• Element data from apps and pages:

--------

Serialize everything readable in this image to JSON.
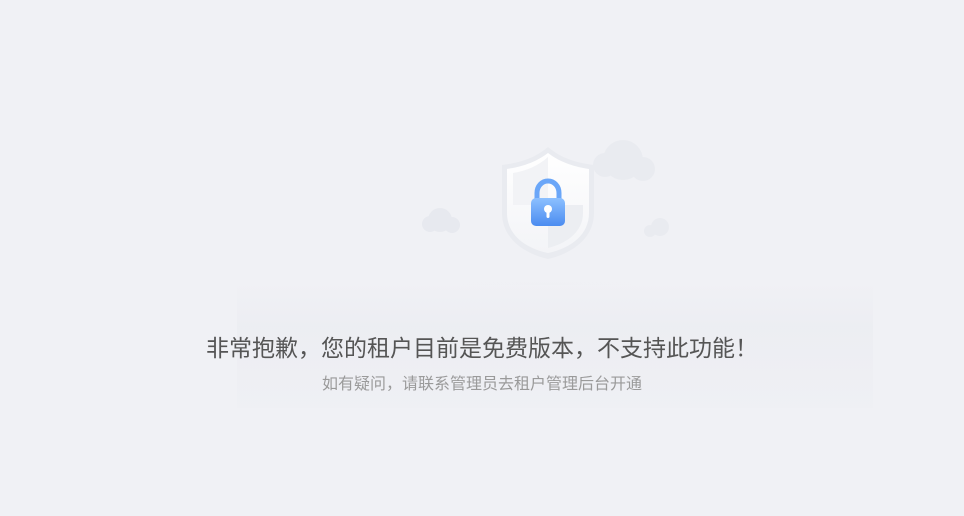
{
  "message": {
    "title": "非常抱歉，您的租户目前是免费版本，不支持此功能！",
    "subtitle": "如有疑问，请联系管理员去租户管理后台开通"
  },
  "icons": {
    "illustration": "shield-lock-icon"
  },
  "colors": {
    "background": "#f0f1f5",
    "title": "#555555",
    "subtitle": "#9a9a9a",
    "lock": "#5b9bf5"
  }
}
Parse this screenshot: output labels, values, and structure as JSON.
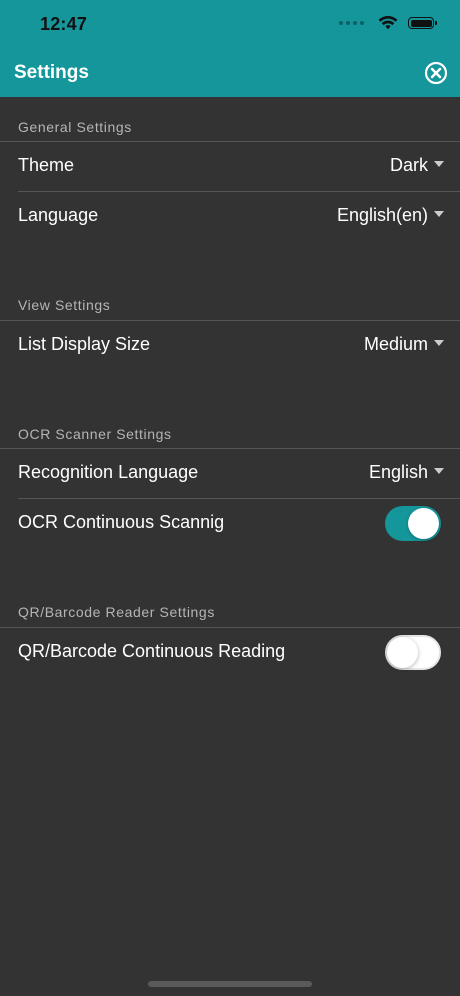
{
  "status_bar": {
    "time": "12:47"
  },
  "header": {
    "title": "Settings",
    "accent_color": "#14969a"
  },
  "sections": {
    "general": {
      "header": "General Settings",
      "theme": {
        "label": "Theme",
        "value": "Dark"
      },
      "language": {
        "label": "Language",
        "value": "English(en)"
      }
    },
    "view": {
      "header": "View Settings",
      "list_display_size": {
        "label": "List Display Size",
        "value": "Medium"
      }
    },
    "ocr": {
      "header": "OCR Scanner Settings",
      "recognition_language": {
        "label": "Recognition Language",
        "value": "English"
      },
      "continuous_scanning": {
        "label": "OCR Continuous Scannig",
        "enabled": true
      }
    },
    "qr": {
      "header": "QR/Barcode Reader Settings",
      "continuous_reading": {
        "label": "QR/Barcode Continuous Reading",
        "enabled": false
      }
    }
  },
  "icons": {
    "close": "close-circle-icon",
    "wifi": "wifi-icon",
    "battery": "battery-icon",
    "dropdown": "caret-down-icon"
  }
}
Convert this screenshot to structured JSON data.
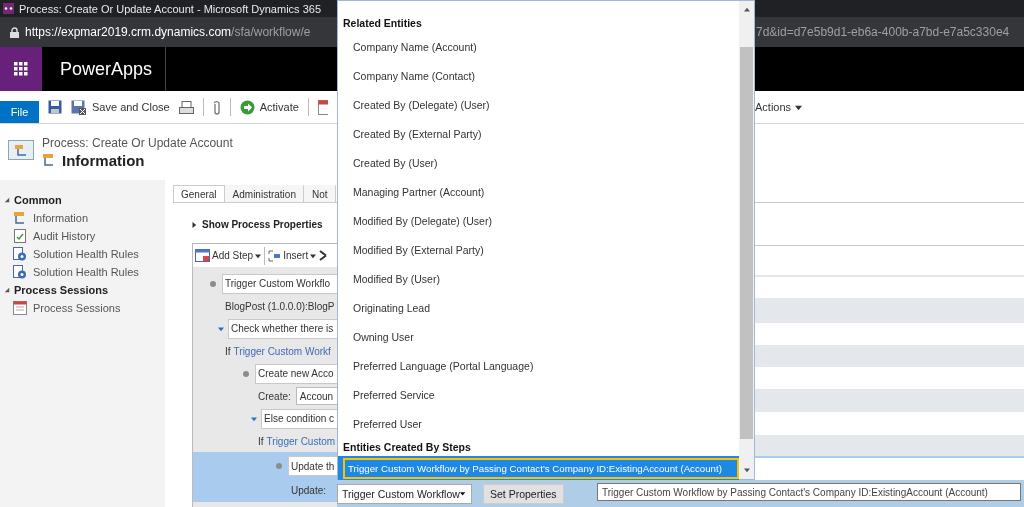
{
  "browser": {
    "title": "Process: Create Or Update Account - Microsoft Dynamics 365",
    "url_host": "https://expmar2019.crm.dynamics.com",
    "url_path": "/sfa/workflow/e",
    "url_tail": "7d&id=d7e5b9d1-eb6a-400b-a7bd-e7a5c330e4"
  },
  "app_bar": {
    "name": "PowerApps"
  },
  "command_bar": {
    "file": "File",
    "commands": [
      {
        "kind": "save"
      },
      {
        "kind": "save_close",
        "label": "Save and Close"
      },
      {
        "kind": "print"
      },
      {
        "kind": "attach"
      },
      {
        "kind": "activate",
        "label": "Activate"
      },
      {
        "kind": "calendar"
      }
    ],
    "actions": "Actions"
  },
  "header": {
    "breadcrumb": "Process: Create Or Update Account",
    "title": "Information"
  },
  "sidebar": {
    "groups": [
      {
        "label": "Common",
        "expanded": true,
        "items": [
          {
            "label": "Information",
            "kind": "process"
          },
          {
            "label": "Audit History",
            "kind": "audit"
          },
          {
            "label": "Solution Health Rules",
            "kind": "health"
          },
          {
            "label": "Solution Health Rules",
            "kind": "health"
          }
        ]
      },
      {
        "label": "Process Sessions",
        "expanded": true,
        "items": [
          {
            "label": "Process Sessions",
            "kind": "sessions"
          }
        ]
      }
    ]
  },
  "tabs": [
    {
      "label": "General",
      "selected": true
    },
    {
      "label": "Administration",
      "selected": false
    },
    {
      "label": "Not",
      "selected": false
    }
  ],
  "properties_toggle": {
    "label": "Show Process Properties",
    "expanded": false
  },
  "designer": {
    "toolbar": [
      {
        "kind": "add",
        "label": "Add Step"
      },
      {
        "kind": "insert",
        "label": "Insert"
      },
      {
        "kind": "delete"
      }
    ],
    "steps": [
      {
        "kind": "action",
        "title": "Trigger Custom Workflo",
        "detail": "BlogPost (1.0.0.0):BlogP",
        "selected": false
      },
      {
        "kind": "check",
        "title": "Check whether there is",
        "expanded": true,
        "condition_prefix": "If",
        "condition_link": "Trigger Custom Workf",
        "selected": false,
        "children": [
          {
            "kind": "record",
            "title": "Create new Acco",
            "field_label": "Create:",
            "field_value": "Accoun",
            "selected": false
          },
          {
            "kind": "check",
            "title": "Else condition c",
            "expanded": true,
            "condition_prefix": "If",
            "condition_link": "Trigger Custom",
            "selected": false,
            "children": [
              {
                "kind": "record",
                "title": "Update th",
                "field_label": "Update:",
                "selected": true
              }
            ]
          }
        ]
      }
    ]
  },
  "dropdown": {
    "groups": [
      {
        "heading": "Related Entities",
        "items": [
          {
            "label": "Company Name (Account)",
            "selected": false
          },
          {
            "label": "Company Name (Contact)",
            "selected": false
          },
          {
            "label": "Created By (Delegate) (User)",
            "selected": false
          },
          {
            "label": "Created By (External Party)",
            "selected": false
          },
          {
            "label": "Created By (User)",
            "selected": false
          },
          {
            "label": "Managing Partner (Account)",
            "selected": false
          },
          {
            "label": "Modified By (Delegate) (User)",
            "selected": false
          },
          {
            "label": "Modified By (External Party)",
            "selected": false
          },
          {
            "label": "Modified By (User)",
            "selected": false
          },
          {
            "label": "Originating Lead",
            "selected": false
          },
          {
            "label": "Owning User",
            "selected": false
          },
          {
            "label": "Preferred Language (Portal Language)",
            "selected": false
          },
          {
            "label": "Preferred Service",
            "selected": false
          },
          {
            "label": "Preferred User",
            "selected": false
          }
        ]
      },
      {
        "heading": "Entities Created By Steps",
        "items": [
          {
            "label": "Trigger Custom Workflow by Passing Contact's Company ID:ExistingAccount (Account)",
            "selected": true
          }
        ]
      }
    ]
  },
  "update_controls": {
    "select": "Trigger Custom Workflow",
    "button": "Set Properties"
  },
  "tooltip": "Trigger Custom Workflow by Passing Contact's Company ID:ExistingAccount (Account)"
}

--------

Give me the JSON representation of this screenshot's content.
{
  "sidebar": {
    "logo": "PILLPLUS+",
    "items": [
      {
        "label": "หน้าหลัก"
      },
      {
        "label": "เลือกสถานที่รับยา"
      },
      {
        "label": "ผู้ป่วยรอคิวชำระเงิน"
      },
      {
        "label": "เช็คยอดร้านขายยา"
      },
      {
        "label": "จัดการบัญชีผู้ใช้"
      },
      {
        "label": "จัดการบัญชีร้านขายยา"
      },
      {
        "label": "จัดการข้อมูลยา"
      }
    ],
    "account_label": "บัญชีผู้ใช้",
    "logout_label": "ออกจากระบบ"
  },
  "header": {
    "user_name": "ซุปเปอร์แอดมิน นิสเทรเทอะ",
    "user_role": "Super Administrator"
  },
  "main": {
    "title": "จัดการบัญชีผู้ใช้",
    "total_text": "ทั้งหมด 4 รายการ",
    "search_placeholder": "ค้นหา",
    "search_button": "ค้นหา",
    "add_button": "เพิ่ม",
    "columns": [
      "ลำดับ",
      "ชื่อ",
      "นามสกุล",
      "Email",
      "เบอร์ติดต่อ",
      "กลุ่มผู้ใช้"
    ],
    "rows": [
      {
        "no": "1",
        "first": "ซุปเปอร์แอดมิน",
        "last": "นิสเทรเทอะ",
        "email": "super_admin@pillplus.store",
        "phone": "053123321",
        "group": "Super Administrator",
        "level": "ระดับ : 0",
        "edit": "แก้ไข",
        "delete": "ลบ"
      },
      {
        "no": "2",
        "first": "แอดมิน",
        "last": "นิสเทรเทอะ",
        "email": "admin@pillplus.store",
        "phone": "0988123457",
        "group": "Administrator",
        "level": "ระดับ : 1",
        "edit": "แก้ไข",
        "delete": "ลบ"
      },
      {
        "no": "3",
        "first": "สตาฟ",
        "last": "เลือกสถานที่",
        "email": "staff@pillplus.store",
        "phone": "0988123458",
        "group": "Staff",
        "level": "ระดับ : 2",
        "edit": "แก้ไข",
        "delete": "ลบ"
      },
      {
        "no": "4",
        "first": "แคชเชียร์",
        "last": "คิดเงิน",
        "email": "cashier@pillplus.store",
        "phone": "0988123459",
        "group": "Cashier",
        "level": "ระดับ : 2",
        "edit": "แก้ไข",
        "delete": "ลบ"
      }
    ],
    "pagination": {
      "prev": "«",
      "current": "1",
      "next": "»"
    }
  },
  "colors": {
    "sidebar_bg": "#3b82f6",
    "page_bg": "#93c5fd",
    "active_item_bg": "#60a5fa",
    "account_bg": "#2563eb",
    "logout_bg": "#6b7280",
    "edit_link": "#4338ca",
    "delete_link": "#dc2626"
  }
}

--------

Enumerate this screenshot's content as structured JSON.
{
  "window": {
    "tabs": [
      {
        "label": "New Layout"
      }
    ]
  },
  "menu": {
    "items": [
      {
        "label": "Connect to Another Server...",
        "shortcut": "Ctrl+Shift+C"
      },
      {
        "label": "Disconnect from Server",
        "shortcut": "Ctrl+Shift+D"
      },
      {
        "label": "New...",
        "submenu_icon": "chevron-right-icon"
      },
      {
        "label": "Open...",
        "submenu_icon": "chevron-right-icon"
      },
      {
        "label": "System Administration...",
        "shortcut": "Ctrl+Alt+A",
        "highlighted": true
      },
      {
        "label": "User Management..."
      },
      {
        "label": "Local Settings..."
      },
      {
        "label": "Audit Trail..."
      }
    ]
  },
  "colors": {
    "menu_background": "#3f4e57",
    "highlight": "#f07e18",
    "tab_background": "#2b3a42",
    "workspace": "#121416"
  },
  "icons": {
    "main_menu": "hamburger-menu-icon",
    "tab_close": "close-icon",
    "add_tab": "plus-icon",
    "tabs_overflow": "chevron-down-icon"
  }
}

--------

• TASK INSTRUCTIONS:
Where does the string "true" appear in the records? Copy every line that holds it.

• TASK SOLUTION:
        "enabled": true
        "expanded": true,
        "expanded": true,
      "selected": true
        "expanded": true,
            "expanded": true,
                "selected": true
            "selected": true
        "highlighted": true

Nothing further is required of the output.